Wherever "Обновить" shows up in the records below, copy the whole line.

____

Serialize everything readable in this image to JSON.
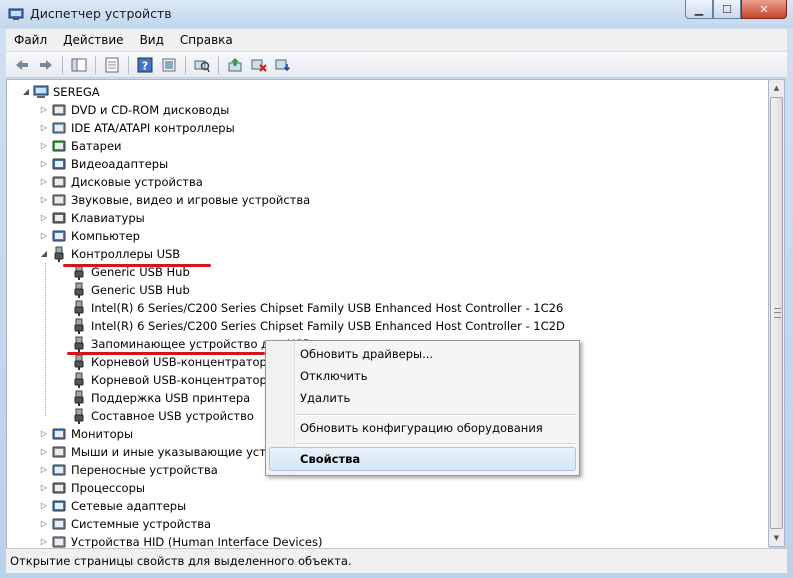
{
  "window": {
    "title": "Диспетчер устройств"
  },
  "caption_buttons": {
    "minimize": "▁",
    "maximize": "☐",
    "close": "✕"
  },
  "menu": [
    "Файл",
    "Действие",
    "Вид",
    "Справка"
  ],
  "toolbar": [
    "back-arrow-icon",
    "forward-arrow-icon",
    "console-tree-icon",
    "properties-icon",
    "help-icon",
    "show-hide-icon",
    "scan-hardware-icon",
    "update-driver-icon",
    "disable-device-icon",
    "uninstall-device-icon"
  ],
  "tree": {
    "root": "SEREGA",
    "categories": [
      "DVD и CD-ROM дисководы",
      "IDE ATA/ATAPI контроллеры",
      "Батареи",
      "Видеоадаптеры",
      "Дисковые устройства",
      "Звуковые, видео и игровые устройства",
      "Клавиатуры",
      "Компьютер",
      "Контроллеры USB"
    ],
    "usb_children": [
      "Generic USB Hub",
      "Generic USB Hub",
      "Intel(R) 6 Series/C200 Series Chipset Family USB Enhanced Host Controller - 1C26",
      "Intel(R) 6 Series/C200 Series Chipset Family USB Enhanced Host Controller - 1C2D",
      "Запоминающее устройство для USB",
      "Корневой USB-концентратор",
      "Корневой USB-концентратор",
      "Поддержка USB принтера",
      "Составное USB устройство"
    ],
    "more_categories": [
      "Мониторы",
      "Мыши и иные указывающие устройства",
      "Переносные устройства",
      "Процессоры",
      "Сетевые адаптеры",
      "Системные устройства",
      "Устройства HID (Human Interface Devices)"
    ]
  },
  "context_menu": {
    "update_drivers": "Обновить драйверы...",
    "disable": "Отключить",
    "delete": "Удалить",
    "scan_hardware": "Обновить конфигурацию оборудования",
    "properties": "Свойства"
  },
  "status": "Открытие страницы свойств для выделенного объекта.",
  "colors": {
    "annotation_red": "#d3141b",
    "highlight": "#d6e6f8"
  }
}
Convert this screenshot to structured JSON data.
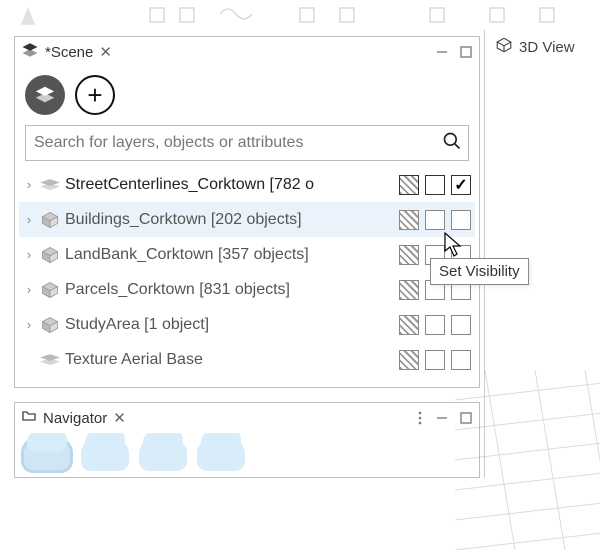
{
  "scene_panel": {
    "title": "*Scene",
    "toolbar": {
      "layers_button": "layers",
      "add_button": "+"
    },
    "search": {
      "placeholder": "Search for layers, objects or attributes"
    },
    "layers": [
      {
        "name": "StreetCenterlines_Corktown [782 o",
        "expandable": true,
        "dark": true,
        "icon": "mesh",
        "cols": [
          "hatch",
          "empty",
          "checked"
        ]
      },
      {
        "name": "Buildings_Corktown [202 objects]",
        "expandable": true,
        "dark": false,
        "icon": "cube",
        "cols": [
          "hatch",
          "empty",
          "empty"
        ],
        "selected": true
      },
      {
        "name": "LandBank_Corktown [357 objects]",
        "expandable": true,
        "dark": false,
        "icon": "cube",
        "cols": [
          "hatch",
          "empty",
          "empty"
        ]
      },
      {
        "name": "Parcels_Corktown [831 objects]",
        "expandable": true,
        "dark": false,
        "icon": "cube",
        "cols": [
          "hatch",
          "empty",
          "empty"
        ]
      },
      {
        "name": "StudyArea [1 object]",
        "expandable": true,
        "dark": false,
        "icon": "cube",
        "cols": [
          "hatch",
          "empty",
          "empty"
        ]
      },
      {
        "name": "Texture Aerial Base",
        "expandable": false,
        "dark": false,
        "icon": "mesh",
        "cols": [
          "hatch",
          "empty",
          "empty"
        ]
      }
    ]
  },
  "navigator_panel": {
    "title": "Navigator"
  },
  "right_panel": {
    "title": "3D View"
  },
  "tooltip": "Set Visibility"
}
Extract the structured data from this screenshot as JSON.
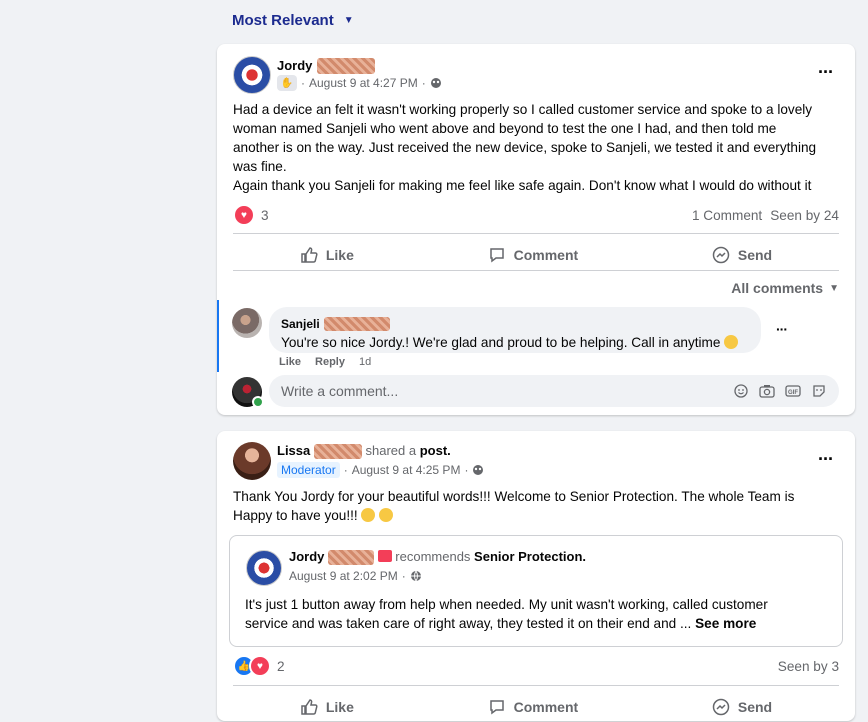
{
  "sort": {
    "label": "Most Relevant"
  },
  "post1": {
    "author": "Jordy",
    "date": "August 9 at 4:27 PM",
    "text_lines": [
      "Had a device an felt it wasn't working properly so I called customer service and spoke to a lovely",
      "woman named Sanjeli who went above and beyond to test the one I had, and then told me",
      "another is on the way. Just received the new device, spoke to Sanjeli, we tested it and everything",
      "was fine.",
      "Again thank you Sanjeli for making me feel like safe again. Don't know what I would do without it"
    ],
    "reactions_count": "3",
    "comments_count": "1 Comment",
    "seen_by": "Seen by 24",
    "actions": {
      "like": "Like",
      "comment": "Comment",
      "send": "Send"
    },
    "all_comments": "All comments",
    "comment": {
      "author": "Sanjeli",
      "text": "You're so nice Jordy.! We're glad and proud to be helping. Call in anytime",
      "like": "Like",
      "reply": "Reply",
      "time": "1d"
    },
    "write_placeholder": "Write a comment..."
  },
  "post2": {
    "author": "Lissa",
    "shared_a": "shared a",
    "post_word": "post.",
    "badge": "Moderator",
    "date": "August 9 at 4:25 PM",
    "text_lines": [
      "Thank You Jordy for your beautiful words!!! Welcome to Senior Protection. The whole Team is",
      "Happy to have you!!!"
    ],
    "shared": {
      "author": "Jordy",
      "recommends": "recommends",
      "page": "Senior Protection.",
      "date": "August 9 at 2:02 PM",
      "text_lines": [
        "It's just 1 button away from help when needed. My unit wasn't working, called customer",
        "service and was taken care of right away, they tested it on their end and ..."
      ],
      "see_more": "See more"
    },
    "reactions_count": "2",
    "seen_by": "Seen by 3",
    "actions": {
      "like": "Like",
      "comment": "Comment",
      "send": "Send"
    }
  }
}
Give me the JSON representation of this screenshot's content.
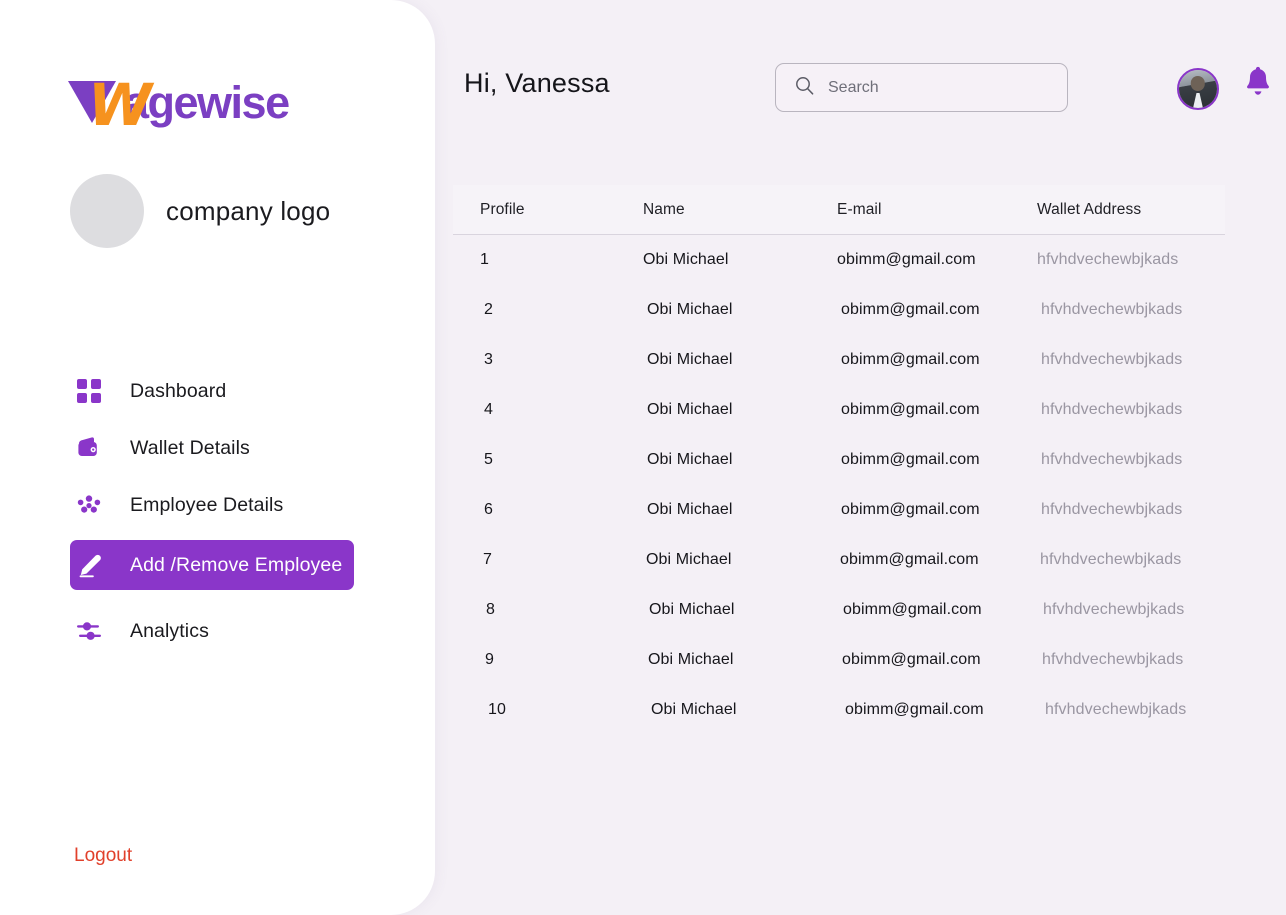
{
  "brand": {
    "word": "agewise",
    "mark_icon": "wagewise-logo-icon"
  },
  "sidebar": {
    "company": {
      "label": "company logo",
      "avatar_icon": "company-logo-placeholder-icon"
    },
    "items": [
      {
        "label": "Dashboard",
        "icon": "grid-icon",
        "active": false
      },
      {
        "label": "Wallet Details",
        "icon": "wallet-icon",
        "active": false
      },
      {
        "label": "Employee Details",
        "icon": "people-icon",
        "active": false
      },
      {
        "label": "Add /Remove Employee",
        "icon": "pencil-icon",
        "active": true
      },
      {
        "label": "Analytics",
        "icon": "sliders-icon",
        "active": false
      }
    ],
    "logout_label": "Logout"
  },
  "header": {
    "greeting": "Hi, Vanessa",
    "search_placeholder": "Search",
    "search_value": "",
    "search_icon": "search-icon",
    "avatar_icon": "user-avatar",
    "bell_icon": "bell-icon"
  },
  "table": {
    "columns": [
      "Profile",
      "Name",
      "E-mail",
      "Wallet Address"
    ],
    "rows": [
      {
        "profile": "1",
        "name": "Obi Michael",
        "email": "obimm@gmail.com",
        "wallet": "hfvhdvechewbjkads"
      },
      {
        "profile": "2",
        "name": "Obi Michael",
        "email": "obimm@gmail.com",
        "wallet": "hfvhdvechewbjkads"
      },
      {
        "profile": "3",
        "name": "Obi Michael",
        "email": "obimm@gmail.com",
        "wallet": "hfvhdvechewbjkads"
      },
      {
        "profile": "4",
        "name": "Obi Michael",
        "email": "obimm@gmail.com",
        "wallet": "hfvhdvechewbjkads"
      },
      {
        "profile": "5",
        "name": "Obi Michael",
        "email": "obimm@gmail.com",
        "wallet": "hfvhdvechewbjkads"
      },
      {
        "profile": "6",
        "name": "Obi Michael",
        "email": "obimm@gmail.com",
        "wallet": "hfvhdvechewbjkads"
      },
      {
        "profile": "7",
        "name": "Obi Michael",
        "email": "obimm@gmail.com",
        "wallet": "hfvhdvechewbjkads"
      },
      {
        "profile": "8",
        "name": "Obi Michael",
        "email": "obimm@gmail.com",
        "wallet": "hfvhdvechewbjkads"
      },
      {
        "profile": "9",
        "name": "Obi Michael",
        "email": "obimm@gmail.com",
        "wallet": "hfvhdvechewbjkads"
      },
      {
        "profile": "10",
        "name": "Obi Michael",
        "email": "obimm@gmail.com",
        "wallet": "hfvhdvechewbjkads"
      }
    ]
  },
  "colors": {
    "brand_purple": "#7b3fc2",
    "accent_purple": "#8a36c9",
    "brand_orange": "#f6921e",
    "logout_red": "#e1402b",
    "page_bg": "#f4f0f6",
    "sidebar_bg": "#ffffff",
    "wallet_text": "#9a96a2"
  }
}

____

- **Answer box**:
    "update_drivers": "Обновить драйверы...",
    "scan_hardware": "Обновить конфигурацию оборудования",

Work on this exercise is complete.